Air Quality The quality of our air can impact our health, participation in outdoor activities, and the growth and development of trees, plants, and crops. Factors such as emissions from vehicles and industry, smoke and particulate matter from fires, weather conditions, and others can affect air quality.
While each of these resource concerns can be viewed independent of the others, they are all interconnected when looking at natural systems.
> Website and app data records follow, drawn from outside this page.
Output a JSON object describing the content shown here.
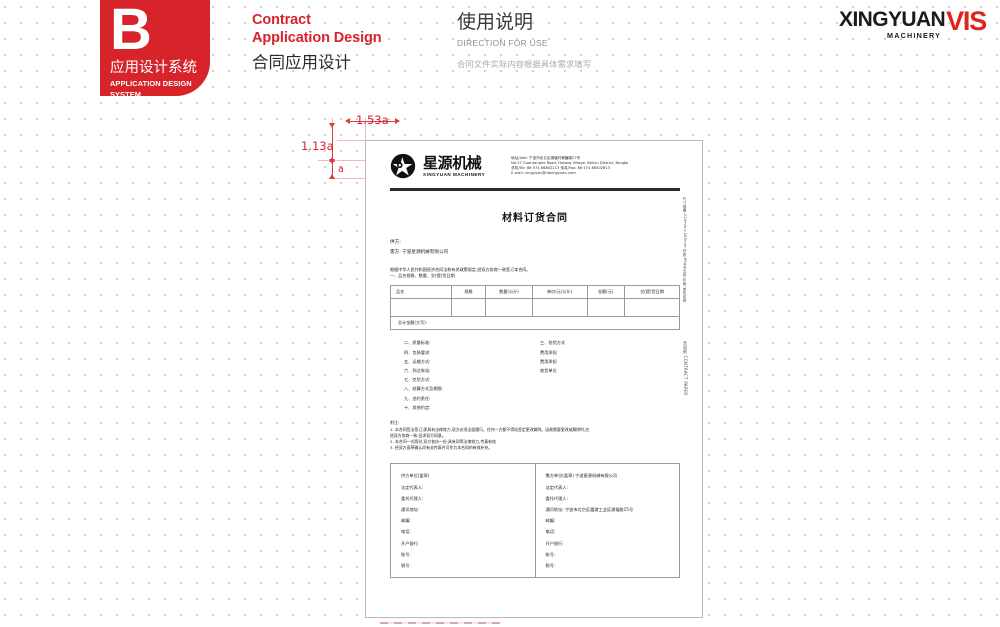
{
  "header": {
    "badge": {
      "letter": "B",
      "cn": "应用设计系统",
      "en_line1": "APPLICATION DESIGN",
      "en_line2": "SYSTEM",
      "color": "#d7232a"
    },
    "contract": {
      "en_line1": "Contract",
      "en_line2": "Application Design",
      "cn": "合同应用设计"
    },
    "usage": {
      "cn": "使用说明",
      "en": "DIRECTION FOR USE",
      "note": "合同文件实际内容根据具体需求填写"
    },
    "vis_logo": {
      "word": "XINGYUAN",
      "sub": "MACHINERY",
      "vis": "VIS",
      "accent": "#e2231a"
    }
  },
  "measurements": {
    "width_label": "1.53a",
    "height_label": "1.13a",
    "unit_label": "a",
    "guide_color": "#e0393f"
  },
  "document": {
    "letterhead": {
      "logo_cn": "星源机械",
      "logo_en": "XINGYUAN MACHINERY",
      "address": [
        "地址/Add: 宁波市北仑区湖塘村黄鳝路27号",
        "No.27 Guantanghe Road, Hutang Village, Beilun District, Ningbo",
        "总机/Tel: 86 574 86802113    传真/Fax: 86 574 86502613",
        "E-mail: xingyuan@nbxingyuan.com"
      ]
    },
    "title": "材料订货合同",
    "parties": [
      "供方:",
      "需方: 宁波星源机械有限公司"
    ],
    "intro": [
      "根据中华人民共和国经济合同法和有关政策规定,经双方协商一致签订本合同。",
      "一、品名规格、数量、交(提)货日期"
    ],
    "goods_table": {
      "headers": [
        "品名",
        "规格",
        "数量(公斤)",
        "单价(元/公斤)",
        "金额(元)",
        "交(提)货日期"
      ],
      "empty_row": [
        "",
        "",
        "",
        "",
        "",
        ""
      ],
      "total_label": "总计金额(大写):"
    },
    "clauses_left": [
      "二、质量标准:",
      "四、包装要求:",
      "五、运输方式:",
      "六、到达车站:",
      "七、交货方式:",
      "八、结算方式及期限:",
      "九、违约责任:",
      "十、其他约定:"
    ],
    "clauses_right": [
      "三、检验方式",
      "费用承担",
      "费用承担",
      "收货单位"
    ],
    "notes": [
      "附注:",
      "1. 本合同签法签订,即具有法律效力,双方必须全面履行。任何一方都不得站签定更改解除。因故需要更改或解除时,应",
      "经双方协商一致,征求双方同意。",
      "2. 本合同一式两份,双方各执一份,具有同等法律效力,传真有效",
      "3. 经双方面草确认同有关传真件可作为本合同的有效补充。"
    ],
    "signature": {
      "left": [
        "供方单位(盖章)",
        "法定代表人:",
        "委托代理人:",
        "通讯地址:",
        "邮编:",
        "电话:",
        "开户银行:",
        "账号:",
        "税号:"
      ],
      "right": [
        "需方单位(盖章)  宁波星源机械有限公司",
        "法定代表人:",
        "委托代理人:",
        "通讯地址:   宁波市北仑区霞浦工业区浦福路15号",
        "邮编:",
        "电话:",
        "开户银行:",
        "账号:",
        "税号:"
      ]
    },
    "side_spec": "尺寸规格:210mm×285mm  材质:80g书写纸  印刷:单色印刷",
    "side_tag": "合同纸 CONTRACT PAPER"
  }
}
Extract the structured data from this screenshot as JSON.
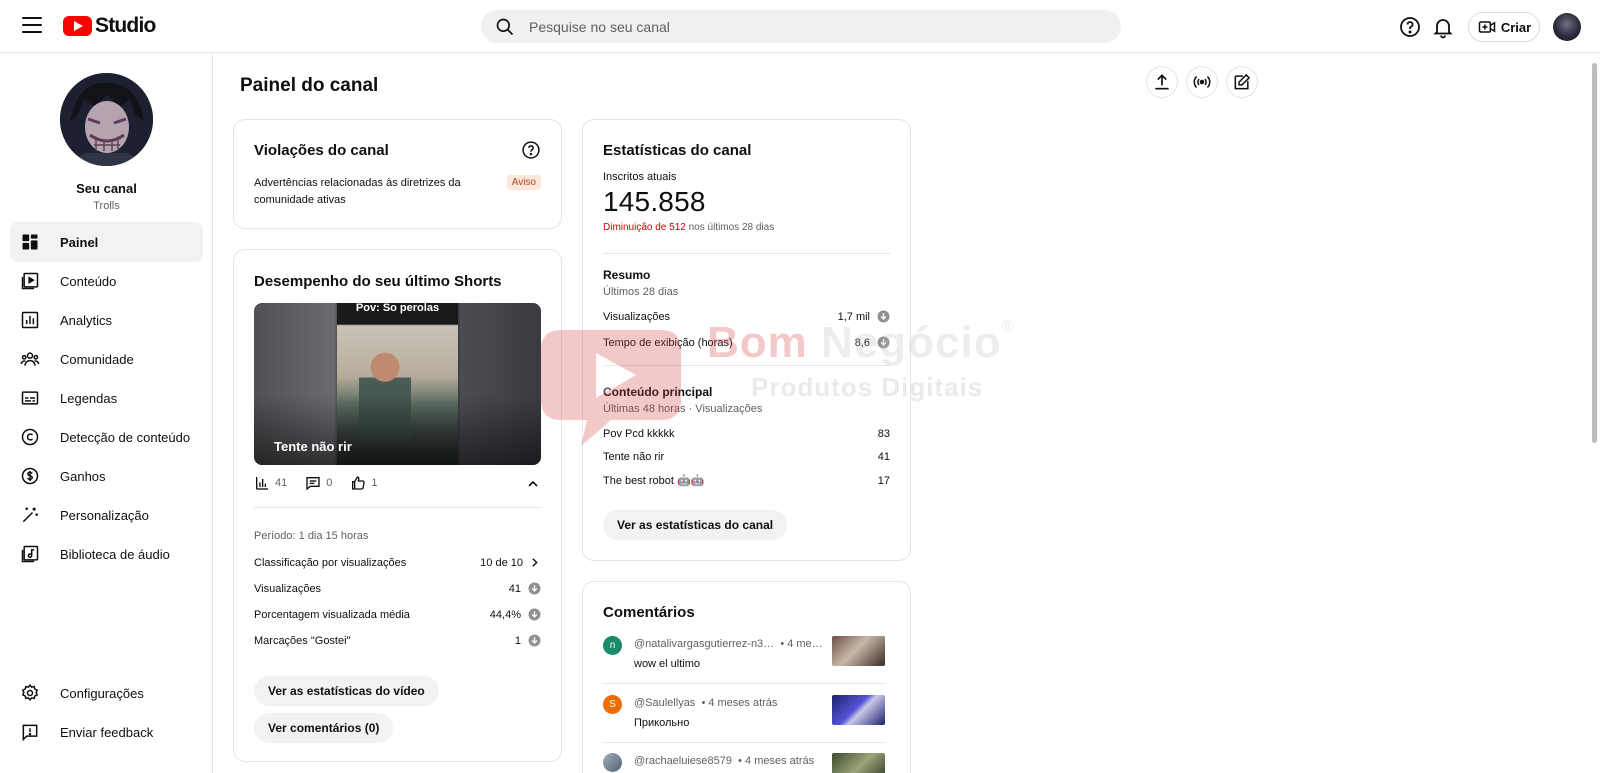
{
  "app": {
    "logo_text": "Studio"
  },
  "search": {
    "placeholder": "Pesquise no seu canal"
  },
  "header": {
    "create_label": "Criar"
  },
  "channel": {
    "name": "Seu canal",
    "handle": "Trolls"
  },
  "sidebar": {
    "items": [
      {
        "label": "Painel",
        "icon": "dashboard-icon",
        "active": true
      },
      {
        "label": "Conteúdo",
        "icon": "content-icon"
      },
      {
        "label": "Analytics",
        "icon": "analytics-icon"
      },
      {
        "label": "Comunidade",
        "icon": "community-icon"
      },
      {
        "label": "Legendas",
        "icon": "subtitles-icon"
      },
      {
        "label": "Detecção de conteúdo",
        "icon": "copyright-icon"
      },
      {
        "label": "Ganhos",
        "icon": "dollar-icon"
      },
      {
        "label": "Personalização",
        "icon": "magic-wand-icon"
      },
      {
        "label": "Biblioteca de áudio",
        "icon": "audio-library-icon"
      }
    ],
    "bottom": [
      {
        "label": "Configurações",
        "icon": "gear-icon"
      },
      {
        "label": "Enviar feedback",
        "icon": "feedback-icon"
      }
    ]
  },
  "page": {
    "title": "Painel do canal"
  },
  "violations": {
    "title": "Violações do canal",
    "text": "Advertências relacionadas às diretrizes da comunidade ativas",
    "badge": "Aviso"
  },
  "shorts": {
    "title": "Desempenho do seu último Shorts",
    "thumb_top_text": "Pov: So perolas",
    "thumb_caption": "Tente não rir",
    "views_count": "41",
    "comments_count": "0",
    "likes_count": "1",
    "period": "Período: 1 dia 15 horas",
    "rows": [
      {
        "label": "Classificação por visualizações",
        "value": "10 de 10"
      },
      {
        "label": "Visualizações",
        "value": "41"
      },
      {
        "label": "Porcentagem visualizada média",
        "value": "44,4%"
      },
      {
        "label": "Marcações \"Gostei\"",
        "value": "1"
      }
    ],
    "btn_stats": "Ver as estatísticas do vídeo",
    "btn_comments": "Ver comentários (0)"
  },
  "stats": {
    "title": "Estatísticas do canal",
    "subs_label": "Inscritos atuais",
    "subs_value": "145.858",
    "decline_red": "Diminuição de 512",
    "decline_rest": " nos últimos 28 dias",
    "summary_title": "Resumo",
    "summary_sub": "Últimos 28 dias",
    "summary_rows": [
      {
        "label": "Visualizações",
        "value": "1,7 mil"
      },
      {
        "label": "Tempo de exibição (horas)",
        "value": "8,6"
      }
    ],
    "top_title": "Conteúdo principal",
    "top_sub": "Últimas 48 horas · Visualizações",
    "top_rows": [
      {
        "label": "Pov Pcd kkkkk",
        "value": "83"
      },
      {
        "label": "Tente não rir",
        "value": "41"
      },
      {
        "label": "The best robot 🤖🤖",
        "value": "17"
      }
    ],
    "button": "Ver as estatísticas do canal"
  },
  "comments": {
    "title": "Comentários",
    "items": [
      {
        "initial": "n",
        "author": "@natalivargasgutierrez-n3…",
        "time": "• 4 me…",
        "text": "wow el ultimo",
        "color": "#1a8a6b"
      },
      {
        "initial": "S",
        "author": "@Saulellyas",
        "time": "• 4 meses atrás",
        "text": "Прикольно",
        "color": "#ef6c00"
      },
      {
        "initial": "",
        "author": "@rachaeluiese8579",
        "time": "• 4 meses atrás",
        "text": "",
        "color": "#7a8a9a"
      }
    ]
  },
  "watermark": {
    "line1_a": "Bom ",
    "line1_b": "Negócio",
    "mark": "®",
    "line2": "Produtos Digitais"
  }
}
So in many cases, concerns related to one issue will also impact others.
Priority Concerns The priority concerns identified for each major natural resource/environmental issue include:
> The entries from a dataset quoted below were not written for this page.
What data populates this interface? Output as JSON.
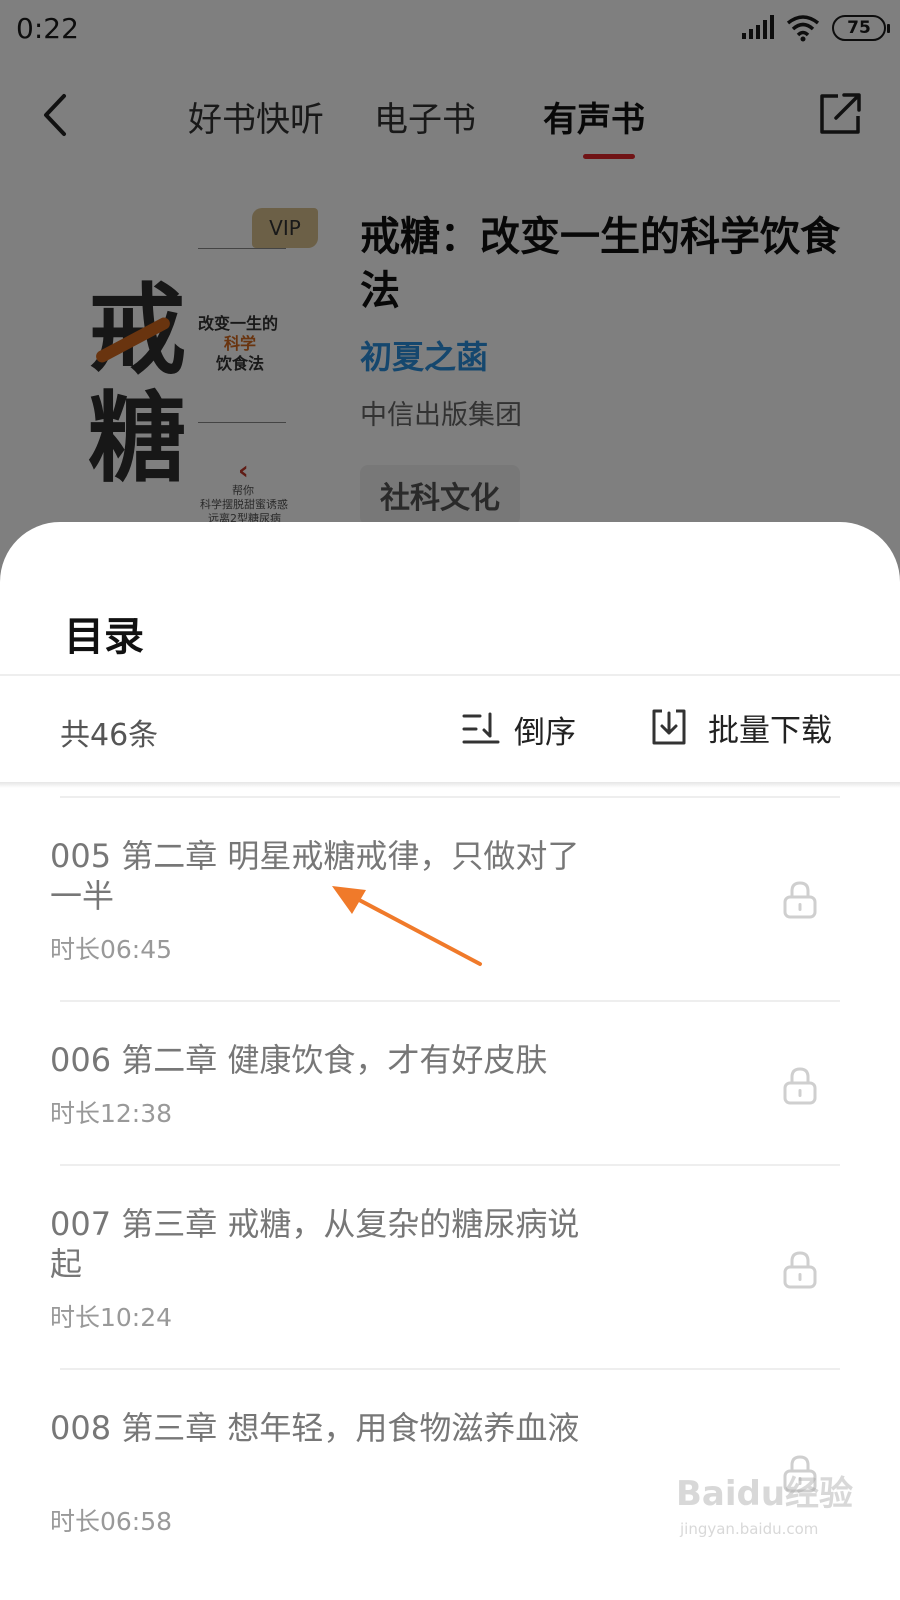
{
  "status_bar": {
    "time": "0:22",
    "battery": "75"
  },
  "nav": {
    "tabs": [
      {
        "label": "好书快听"
      },
      {
        "label": "电子书"
      },
      {
        "label": "有声书"
      }
    ],
    "active_tab": "有声书",
    "accent_color": "#e0262b"
  },
  "book": {
    "title": "戒糖：改变一生的科学饮食法",
    "author": "初夏之菡",
    "publisher": "中信出版集团",
    "tag": "社科文化",
    "cover": {
      "vip_badge": "VIP",
      "big_char_1": "戒",
      "big_char_2": "糖",
      "subtitle_1": "改变一生的",
      "subtitle_2": "科学",
      "subtitle_3": "饮食法",
      "small_1": "帮你",
      "small_2": "科学摆脱甜蜜诱惑",
      "small_3": "远离2型糖尿病"
    }
  },
  "sheet": {
    "title": "目录",
    "total": "共46条",
    "sort_label": "倒序",
    "download_label": "批量下载",
    "chapters": [
      {
        "name": "005 第二章 明星戒糖戒律，只做对了一半",
        "duration": "时长06:45",
        "locked": true
      },
      {
        "name": "006 第二章 健康饮食，才有好皮肤",
        "duration": "时长12:38",
        "locked": true
      },
      {
        "name": "007 第三章 戒糖，从复杂的糖尿病说起",
        "duration": "时长10:24",
        "locked": true
      },
      {
        "name": "008 第三章 想年轻，用食物滋养血液",
        "duration": "时长06:58",
        "locked": true
      }
    ]
  },
  "annotation": {
    "arrow_color": "#f07a2a"
  },
  "watermark": {
    "main": "Baidu经验",
    "url": "jingyan.baidu.com"
  }
}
Major Resource Issue #1: Surface and Ground Water Quality
Groundwater supply protection and management.
Surface water supply protection and management.
Storm water management.
Major Resource Issue #2: Land Use
Natural areas and open space preservation. (tie)
Better development growth management and zoning. (tie)
Loss of farmland from urban sprawl.
Major Resource Issue #3: Wildlife and Habitat
Restoration and improvement of habitats.
Invasive plant species control.
Destruction of wildlife habitat by construction.
Major Resource Issue #4: Forests and Trees
Tree diseases, insects, species decline.
Invasive plant species control.
Woodlots needing management.
Major Resource Issue #5: Energy Use
More economically viable alternative energy sources.
More exploration and production of current energy sources.
Major Resource Issue #6: Solid Waste/Recycling
Expand recycling options and locations.
Landfill space and management.
Encourage/educate public on product reuse.
Major Resource Issue #7: Wetlands
Preservation of connected natural systems.
Invasive plant species control.
Loss of wetlands by construction or filling.
Major Resource Issue #8: Air Quality
Health related concerns.
Other Survey Responses Survey respondents also were asked to rate:
How familiar they were with the Conservation District and its programs and services.
How their natural resource/environmental issues were being addressed by local, County and State conservation/environmental groups, organizations and/or agencies.
How would they describe the setting in which they live?
What the Conservation District could do to address their priority resource issues in Washtenaw County?
Summary The complete 2016 Resource Assessment is available in PDF format. Copies of the assessment can also be obtained at the District office, 7203 Jackson Road, Ann Arbor. Or by calling the District office at: 734-761-6721 extension 5, and requesting a copy of the 2016 Resource Assessment.
Washtenaw County Conservation District Copyright 2016